Background Patient participation is a key concern in health care. Nevertheless, older patients often do not feel involved in their rehabilitation process. Research states that when organizational conditions exert pressure on the work situation, care as a mere technical activity seems to be prioritized by the health‐care staff, at the expense of patient involvement. Objective The aim of this article is to explore how health‐care professionals experience patient participation in IC services, and explain how they perform their clinical work balancing between the patient's needs, available resources and regulatory constraints. Design Using a framework of professional work and institutional logics, underpinned by critical realism, we conducted semi‐structured interviews with 18 health‐care professionals from three IC institutions. Results IC appears as an important service in the patient pathway for older people with a great potential for patient participation. However, health care staff may experience constraints that prohibit them from using professional discretion, which is perceived as a threat to patient participation. Further, they may adopt routines that simplify their interactions with patients. Our results call for more emphasis on an individualized rehabilitation process and a recognition that psychological and social aspects are critical for patient participation in IC. Conclusion Patients interact in the face of conflicting institutional priorities or protocols. The study adds important knowledge about the practice of patient participation in IC from a front‐line provider perspective. Underlying mechanisms are identified to understand and recommend how to facilitate patient participation at different levels in narrowing the gap between policy and clinical work in IC.

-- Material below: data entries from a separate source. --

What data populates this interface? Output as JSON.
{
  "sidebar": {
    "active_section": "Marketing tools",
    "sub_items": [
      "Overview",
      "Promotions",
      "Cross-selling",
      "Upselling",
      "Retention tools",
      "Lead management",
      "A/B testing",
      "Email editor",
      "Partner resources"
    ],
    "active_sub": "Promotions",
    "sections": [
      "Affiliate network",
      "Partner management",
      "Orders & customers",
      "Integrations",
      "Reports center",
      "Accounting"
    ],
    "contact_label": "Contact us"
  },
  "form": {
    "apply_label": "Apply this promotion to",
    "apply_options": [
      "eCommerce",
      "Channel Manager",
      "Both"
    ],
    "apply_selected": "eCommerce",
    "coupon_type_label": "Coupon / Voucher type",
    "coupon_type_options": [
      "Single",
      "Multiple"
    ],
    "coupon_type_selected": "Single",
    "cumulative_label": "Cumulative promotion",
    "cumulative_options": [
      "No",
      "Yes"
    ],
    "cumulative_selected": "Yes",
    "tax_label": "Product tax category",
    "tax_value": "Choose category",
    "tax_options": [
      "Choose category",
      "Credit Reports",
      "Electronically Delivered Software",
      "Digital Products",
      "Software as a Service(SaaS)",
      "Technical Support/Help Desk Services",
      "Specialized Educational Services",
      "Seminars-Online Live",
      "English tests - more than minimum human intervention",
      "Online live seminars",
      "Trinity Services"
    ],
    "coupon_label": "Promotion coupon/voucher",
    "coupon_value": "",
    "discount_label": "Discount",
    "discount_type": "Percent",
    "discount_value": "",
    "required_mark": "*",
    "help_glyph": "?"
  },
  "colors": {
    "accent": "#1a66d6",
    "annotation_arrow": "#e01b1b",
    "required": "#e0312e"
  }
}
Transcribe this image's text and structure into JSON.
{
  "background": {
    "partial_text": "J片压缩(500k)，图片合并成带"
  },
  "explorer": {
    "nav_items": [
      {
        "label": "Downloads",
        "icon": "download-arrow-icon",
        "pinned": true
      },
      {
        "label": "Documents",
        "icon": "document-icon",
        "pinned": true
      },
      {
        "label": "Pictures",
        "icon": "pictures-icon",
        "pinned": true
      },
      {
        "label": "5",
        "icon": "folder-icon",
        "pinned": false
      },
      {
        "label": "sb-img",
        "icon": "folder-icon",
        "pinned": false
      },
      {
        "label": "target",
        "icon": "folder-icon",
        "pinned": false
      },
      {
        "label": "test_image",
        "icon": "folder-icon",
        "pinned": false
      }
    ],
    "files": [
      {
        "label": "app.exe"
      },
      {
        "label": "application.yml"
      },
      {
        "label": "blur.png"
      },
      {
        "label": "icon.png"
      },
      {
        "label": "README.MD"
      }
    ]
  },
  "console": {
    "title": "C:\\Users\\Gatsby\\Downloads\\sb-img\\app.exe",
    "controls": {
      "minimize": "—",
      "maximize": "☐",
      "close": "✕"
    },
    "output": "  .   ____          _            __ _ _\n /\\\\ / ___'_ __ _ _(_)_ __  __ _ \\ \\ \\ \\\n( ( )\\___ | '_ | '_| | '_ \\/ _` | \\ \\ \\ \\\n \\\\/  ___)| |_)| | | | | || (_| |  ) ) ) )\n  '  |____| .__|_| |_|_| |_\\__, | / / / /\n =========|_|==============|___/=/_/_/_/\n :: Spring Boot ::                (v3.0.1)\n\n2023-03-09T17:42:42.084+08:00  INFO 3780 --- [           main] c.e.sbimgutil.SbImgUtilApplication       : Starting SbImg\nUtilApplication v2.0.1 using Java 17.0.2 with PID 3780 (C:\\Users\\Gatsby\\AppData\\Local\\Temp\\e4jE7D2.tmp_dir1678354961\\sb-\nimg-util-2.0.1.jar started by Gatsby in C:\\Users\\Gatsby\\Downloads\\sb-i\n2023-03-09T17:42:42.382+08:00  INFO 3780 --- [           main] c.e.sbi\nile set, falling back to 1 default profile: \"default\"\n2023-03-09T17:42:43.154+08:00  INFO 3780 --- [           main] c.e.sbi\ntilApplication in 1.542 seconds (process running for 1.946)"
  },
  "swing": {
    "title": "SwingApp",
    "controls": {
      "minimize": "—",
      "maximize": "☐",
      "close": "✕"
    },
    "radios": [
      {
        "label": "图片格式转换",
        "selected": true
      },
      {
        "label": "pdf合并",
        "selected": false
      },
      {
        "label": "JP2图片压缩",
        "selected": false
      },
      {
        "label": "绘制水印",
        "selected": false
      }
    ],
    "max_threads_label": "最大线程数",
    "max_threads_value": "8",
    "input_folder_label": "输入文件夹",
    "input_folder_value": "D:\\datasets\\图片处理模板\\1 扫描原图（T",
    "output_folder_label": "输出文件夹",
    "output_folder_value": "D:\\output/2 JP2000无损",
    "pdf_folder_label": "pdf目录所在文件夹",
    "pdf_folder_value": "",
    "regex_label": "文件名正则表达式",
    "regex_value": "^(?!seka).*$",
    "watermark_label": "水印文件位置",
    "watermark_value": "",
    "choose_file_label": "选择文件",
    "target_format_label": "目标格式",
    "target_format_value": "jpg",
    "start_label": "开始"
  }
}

SeriesHealth Expectations;Volume 22, Issue 5, October 2019
Except where otherwise noted, this item's license is described as © 2019 The Authors. Health Expectations published by John Wiley & Sons Ltd. This is an open access article under the terms of the Creative Commons Attribution License, which permits use, distribution and reproduction in any medium, provided the original work is properly cited.